     This article examines how stress can contribute to weight gain and other undesirable conditions. Also provided are practical strategies you and your clients can employ when the urge to reach for the junk food is overpowering!
     Not only does stress increase our appetites, but typically it also makes us crave foods that are caloric laden and contain few nutrients. Unfortunately, no definitive research has determined why stress-eaters make bad food choices or why they tend to gravitate toward certain types of food over others. As for myself, some stress-eaters desire high-energy foods containing sugar are chocolate, potato chips, popcorn, and crackers. You should NOT completely avoid these foods, but just to limit yourself and try to seek other alternatives or substitute with other nutritious food that will give the same response and a lot more healthier.
 Seven Stress-Reducing Strategies
(Try these techniques contributed to overeating and implement this in your stress management weekly)
  1. Don't Worry, Be Happy -Instead of seeking comfort in food, engage in a pleasurable activity that pampers you.  Do something fun that doesn't involve calories!
    • Take a Nap
    • Get a massage
    • Visit a friend
    • Read a book
    • Watch an old movie
    • Go dancing with a spouse or friend
      2. Take Charge of the Situation - When faced with a stressful event, ask yourself what you can change to minimize the pressure. Elect to take charge of the situation instead of being victimized by it. In the process, your body will reduce the amount of cortisol it produces, which can minimize the harmful effects of prolonged hormonal release.
      3. Eat a Variety of Real Foods Throughout the Day  - Because stress affects blood sugar, it is important to eat healthy meals throughout the day to maintain blood sugar levels. Stress-eaters tend to reach for sugary carbohydrates, so be sure to include the recommended amounts of protein, carbohydrate and fat in each meal. A well-balanced breakfast that provides all three of these macro nutrients helps keep blood sugar levels steady throughout the day, reducing the tendency to reach for a candy bar or soft drink. Keep in mind that food allergies may come in affect when the adrenal gland is exhuasted die to prolonged stress. So, you may have to seek the advice from a licensed nutrition professional if you are experiencing any reactions.

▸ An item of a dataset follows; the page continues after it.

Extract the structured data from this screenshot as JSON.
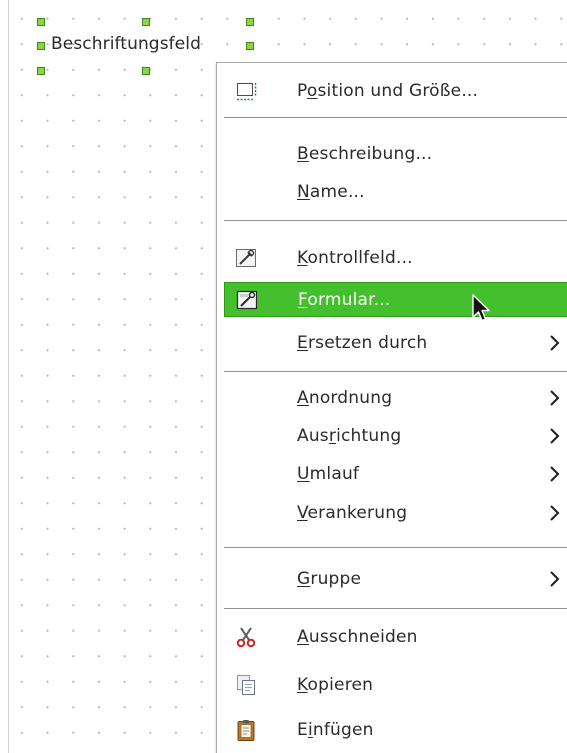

     4.Get Physical - Moderate exercise can help reduce the body's production of cortisol during stressful times. Physical activity also has a calming effect on stressed individuals. Numerous studies have shown that moderate exercise helps modulate mood, reduce stress, improves self-efficacy and self-esteem, and reprograms the brain for optimism instead of pessimism. Maintain a consistent exercise program that combines aerobic and anaerobic training. Don't overdo it! Taking your frustration out during an intensive workout with further increase cortisol production.

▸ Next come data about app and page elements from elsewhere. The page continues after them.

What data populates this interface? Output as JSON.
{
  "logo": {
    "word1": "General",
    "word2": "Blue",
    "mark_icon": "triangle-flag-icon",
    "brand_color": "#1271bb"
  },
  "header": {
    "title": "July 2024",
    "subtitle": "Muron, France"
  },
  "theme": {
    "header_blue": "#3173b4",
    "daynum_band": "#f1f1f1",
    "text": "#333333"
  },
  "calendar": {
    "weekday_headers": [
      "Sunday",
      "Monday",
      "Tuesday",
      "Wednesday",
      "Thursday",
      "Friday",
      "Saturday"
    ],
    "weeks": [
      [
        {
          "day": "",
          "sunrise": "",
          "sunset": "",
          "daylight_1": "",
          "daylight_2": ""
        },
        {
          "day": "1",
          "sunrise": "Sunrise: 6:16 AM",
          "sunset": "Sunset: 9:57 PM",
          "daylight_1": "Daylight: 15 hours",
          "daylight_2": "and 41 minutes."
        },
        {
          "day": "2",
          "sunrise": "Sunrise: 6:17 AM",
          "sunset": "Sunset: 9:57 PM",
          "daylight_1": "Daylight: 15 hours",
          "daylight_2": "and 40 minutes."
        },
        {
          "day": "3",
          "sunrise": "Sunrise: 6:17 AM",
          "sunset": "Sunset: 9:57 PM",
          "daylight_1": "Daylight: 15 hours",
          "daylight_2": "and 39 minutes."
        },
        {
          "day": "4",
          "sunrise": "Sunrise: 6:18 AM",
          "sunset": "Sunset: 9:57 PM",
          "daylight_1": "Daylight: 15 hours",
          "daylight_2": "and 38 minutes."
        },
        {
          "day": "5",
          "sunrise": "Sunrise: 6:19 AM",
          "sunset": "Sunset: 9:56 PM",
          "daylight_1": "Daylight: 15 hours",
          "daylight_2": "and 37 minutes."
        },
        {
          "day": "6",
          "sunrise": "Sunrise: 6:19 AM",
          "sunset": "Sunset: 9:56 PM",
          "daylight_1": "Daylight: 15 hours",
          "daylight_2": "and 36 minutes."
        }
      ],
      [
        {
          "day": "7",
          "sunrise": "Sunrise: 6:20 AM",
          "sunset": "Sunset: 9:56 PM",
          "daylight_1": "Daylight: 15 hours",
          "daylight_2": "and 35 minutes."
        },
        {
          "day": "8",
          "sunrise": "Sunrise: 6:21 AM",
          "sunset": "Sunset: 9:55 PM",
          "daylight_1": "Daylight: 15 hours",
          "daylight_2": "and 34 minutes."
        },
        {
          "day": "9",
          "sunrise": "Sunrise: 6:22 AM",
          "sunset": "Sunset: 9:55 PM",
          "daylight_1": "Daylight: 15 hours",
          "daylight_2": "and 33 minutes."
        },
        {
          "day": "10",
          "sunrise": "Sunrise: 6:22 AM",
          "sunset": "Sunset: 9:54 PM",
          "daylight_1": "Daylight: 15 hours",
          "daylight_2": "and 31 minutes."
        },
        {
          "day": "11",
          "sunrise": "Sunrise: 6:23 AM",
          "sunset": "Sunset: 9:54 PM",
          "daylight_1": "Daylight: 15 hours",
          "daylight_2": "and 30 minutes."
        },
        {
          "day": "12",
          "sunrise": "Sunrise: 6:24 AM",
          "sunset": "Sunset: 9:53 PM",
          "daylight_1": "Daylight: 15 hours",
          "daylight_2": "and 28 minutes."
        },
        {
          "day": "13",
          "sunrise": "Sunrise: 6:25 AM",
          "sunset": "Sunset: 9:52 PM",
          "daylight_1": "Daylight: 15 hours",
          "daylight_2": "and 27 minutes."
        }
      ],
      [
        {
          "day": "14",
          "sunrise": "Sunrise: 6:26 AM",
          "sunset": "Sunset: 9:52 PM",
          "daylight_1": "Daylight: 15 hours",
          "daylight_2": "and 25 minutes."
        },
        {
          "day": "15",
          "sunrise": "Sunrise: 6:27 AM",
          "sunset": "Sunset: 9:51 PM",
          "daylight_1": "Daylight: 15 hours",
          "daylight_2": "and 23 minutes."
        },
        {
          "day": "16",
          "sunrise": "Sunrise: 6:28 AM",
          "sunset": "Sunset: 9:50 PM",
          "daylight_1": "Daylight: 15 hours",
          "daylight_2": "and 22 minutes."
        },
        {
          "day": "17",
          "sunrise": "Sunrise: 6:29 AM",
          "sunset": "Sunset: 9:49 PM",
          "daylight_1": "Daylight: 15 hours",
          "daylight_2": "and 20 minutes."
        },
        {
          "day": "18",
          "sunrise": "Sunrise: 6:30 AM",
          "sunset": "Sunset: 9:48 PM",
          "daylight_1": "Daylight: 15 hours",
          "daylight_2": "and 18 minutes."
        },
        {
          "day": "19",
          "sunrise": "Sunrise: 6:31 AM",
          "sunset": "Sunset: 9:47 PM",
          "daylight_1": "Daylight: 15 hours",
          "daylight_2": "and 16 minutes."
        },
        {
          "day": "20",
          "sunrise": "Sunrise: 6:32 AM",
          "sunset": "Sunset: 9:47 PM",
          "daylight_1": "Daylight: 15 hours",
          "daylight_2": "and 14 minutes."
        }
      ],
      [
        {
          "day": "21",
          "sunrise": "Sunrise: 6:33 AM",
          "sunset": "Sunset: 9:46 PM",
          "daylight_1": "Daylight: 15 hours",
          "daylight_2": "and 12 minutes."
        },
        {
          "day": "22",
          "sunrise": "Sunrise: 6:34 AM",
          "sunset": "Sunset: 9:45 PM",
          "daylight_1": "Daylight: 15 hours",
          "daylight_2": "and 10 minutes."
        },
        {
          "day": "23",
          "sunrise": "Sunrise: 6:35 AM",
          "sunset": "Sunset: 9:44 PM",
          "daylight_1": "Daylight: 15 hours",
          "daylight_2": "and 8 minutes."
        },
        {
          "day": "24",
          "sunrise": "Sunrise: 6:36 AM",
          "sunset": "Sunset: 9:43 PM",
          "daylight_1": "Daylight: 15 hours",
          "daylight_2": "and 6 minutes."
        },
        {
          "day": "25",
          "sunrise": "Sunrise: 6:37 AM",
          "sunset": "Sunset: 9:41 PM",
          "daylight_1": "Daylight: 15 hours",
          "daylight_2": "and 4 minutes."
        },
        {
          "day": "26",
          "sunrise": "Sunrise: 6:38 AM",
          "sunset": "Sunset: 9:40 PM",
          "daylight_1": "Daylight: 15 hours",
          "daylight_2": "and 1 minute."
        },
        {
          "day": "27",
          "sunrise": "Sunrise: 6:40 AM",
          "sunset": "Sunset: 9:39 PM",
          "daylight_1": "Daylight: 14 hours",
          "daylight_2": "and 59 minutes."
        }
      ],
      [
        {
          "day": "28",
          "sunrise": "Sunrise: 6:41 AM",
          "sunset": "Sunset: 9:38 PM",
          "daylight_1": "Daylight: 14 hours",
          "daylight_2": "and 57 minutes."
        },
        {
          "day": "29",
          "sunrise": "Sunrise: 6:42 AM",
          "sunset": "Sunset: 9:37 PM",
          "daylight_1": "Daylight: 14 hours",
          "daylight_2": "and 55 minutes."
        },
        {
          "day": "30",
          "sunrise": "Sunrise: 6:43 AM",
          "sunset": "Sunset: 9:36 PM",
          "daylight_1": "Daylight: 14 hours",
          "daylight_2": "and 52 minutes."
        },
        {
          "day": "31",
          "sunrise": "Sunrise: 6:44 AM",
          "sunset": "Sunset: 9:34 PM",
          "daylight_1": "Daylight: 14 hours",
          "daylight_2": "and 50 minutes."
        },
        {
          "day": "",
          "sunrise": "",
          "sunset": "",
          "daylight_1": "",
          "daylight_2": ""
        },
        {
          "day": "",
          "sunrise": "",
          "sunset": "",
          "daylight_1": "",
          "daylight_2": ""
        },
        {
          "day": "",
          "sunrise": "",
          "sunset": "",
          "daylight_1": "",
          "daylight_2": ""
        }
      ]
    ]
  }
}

    5. Avoid Dieting - Don't try to deprive yourself of any food group! Instead, choose a well-balanced, natural foods diet, which will provide the structural components for protein synthesis and supply adequate energy.

    6. Get Plenty of Rest - Sleep deprivation affects blood sugar levels, reduces the production of human growth hormone, increases the secretion of cortisol and reduces the production of leptin (a hormone that signals satiety). Rest is restorative to the body, especially the nervous system. By the way who wouldn't want to go to sleep when times are rough!

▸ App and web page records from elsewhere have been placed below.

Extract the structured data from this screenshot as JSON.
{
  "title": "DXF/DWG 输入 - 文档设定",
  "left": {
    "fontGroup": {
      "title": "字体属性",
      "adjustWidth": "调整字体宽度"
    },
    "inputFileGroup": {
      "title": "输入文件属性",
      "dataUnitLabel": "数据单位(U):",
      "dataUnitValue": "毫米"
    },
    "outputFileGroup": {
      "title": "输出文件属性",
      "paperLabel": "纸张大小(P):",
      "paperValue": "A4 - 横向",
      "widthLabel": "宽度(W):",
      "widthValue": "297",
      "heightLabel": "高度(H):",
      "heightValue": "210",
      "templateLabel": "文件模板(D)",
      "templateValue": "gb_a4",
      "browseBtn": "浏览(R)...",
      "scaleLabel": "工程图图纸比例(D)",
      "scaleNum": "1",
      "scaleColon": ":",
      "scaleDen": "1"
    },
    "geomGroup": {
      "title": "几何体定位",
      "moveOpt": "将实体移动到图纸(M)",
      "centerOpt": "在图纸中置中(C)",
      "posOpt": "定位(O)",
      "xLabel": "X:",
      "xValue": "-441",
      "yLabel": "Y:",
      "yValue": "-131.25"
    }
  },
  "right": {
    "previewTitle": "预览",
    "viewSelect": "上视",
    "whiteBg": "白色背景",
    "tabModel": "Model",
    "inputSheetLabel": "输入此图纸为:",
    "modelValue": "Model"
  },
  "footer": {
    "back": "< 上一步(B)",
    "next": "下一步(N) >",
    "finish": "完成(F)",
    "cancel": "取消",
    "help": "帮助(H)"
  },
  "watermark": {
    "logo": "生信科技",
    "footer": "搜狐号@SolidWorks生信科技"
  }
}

Thursday, September 1, 2011

Music Therapy

Music is therapy
(In This Case Stress Therapy)
Why should I listen to music? If I'm stressed out it's because I have so much to do and sitting around listening to music just seems like a waste of time.

Though it may seem like an additional source of noise to distract you, the truth is that productivity increases as stress decreases. Taking 15 to 20 minutes to relieve stress will increase your production insurmountably!

Music provides a mental escape for us by acting as a distraction, absorbing our attention, and allowing us to stop focusing on problems that have our nerves tensed.

Through the music we listen to we are distracted from the hustle and bustle of tasks on hand and provided a way to explore the emotions we are feeling. Depending on what you choose to turn into music can be used for meditation, motivation, or a therapeutic voice to talk you through a situation.

Your favorite jams can quickly become that extra boost of motivation you need to wake you up and refocus your attention on the work you have ahead of you. Nature sounds can take you out of the situation you are in allowing you to meditate and release your stress into the World. Smooth sounds of classical and orchestral music can slow your heart rate, reduce your pulse, and bring you down from a stressful peak to a serene calm state of mind.

As emotions vary from person to person, so do musical preferences. Preview a variety of songs to determine if it's a good candidate to be included in your "Feel Good Music" library. Once you have your selections, keep them stored in whichever technology you prefer to listen to music on, and be sure to tune in whenever you feel that stress has overcome and consumed you.

Play a few different pieces out and find your "Feel Good Music"!
Recommendations to try:

Wednesday, August 24, 2011

Realizing you are stressed

What is Stress?
  • Stress is a normal physical response to events that make you feel threatened or upset your balance in some way.
  • The stress response is the body’s way of protecting you. When working properly, it helps you stay focused, energetic, and alert.
  • But beyond a certain point, stress stops being helpful and starts causing major damage to your health, your mood, your productivity, your relationships, and your quality of life.
Causes of Stress:
The causes of stress are individualized.  Not all stress is caused by external factors. Stress can also be self-generated.  One stimulus that may cause someone to be stressed may not cause someone else stress.  The strength of the effect depends on how high of a demand that the stressor puts on you.  Following is a list of common causes of stress.

Common external causes of stress

  • Major life changes
  • Work
  • Relationship difficulties
  • Financial problems
  • Being too busy
  • Children and family

Common internal causes of stress

  • Inability to accept uncertainty
  • Pessimism
  • Negative self-talk
  • Unrealistic expectations
  • Perfectionism
  • Lack of assertiveness

Responding to Stress:
The stress response can be induced by internal and external stimuli. Stress can build up without you realizing the effects that it takes on your body.  With constant stress the symptoms can begin to feel familiar or normal.  Even when one begins to become over stressed, it may be hard to notice how it is affecting you.  Following is a list of signs and symptoms that may help one realize that you are stressed.  The more of these that relate to you may mean that you are about to have a stress overload.

Stress Warning Signs and Symptoms
Cognitive Symptoms Emotional Symptoms
  • Memory problems
  • Inability to concentrate
  • Poor judgment
  • Seeing only the negative
  • Anxious or racing thoughts
  • Constant worrying
  • Moodiness
  • Irritability or short temper
  • Agitation, inability to relax
  • Feeling overwhelmed
  • Sense of loneliness and isolation
  • Depression or general unhappiness
Physical Symptoms Behavioral Symptoms
  • Aches and pains
  • Diarrhea or constipation
  • Nausea, dizziness
  • Chest pain, rapid heartbeat
  • Loss of sex drive
  • Frequent colds
  • Eating more or less
  • Sleeping too much or too little
  • Isolating yourself from others
  • Procrastinating or neglecting responsibilities
  • Using alcohol, cigarettes, or drugs to relax
  • Nervous habits (e.g. nail biting, pacing)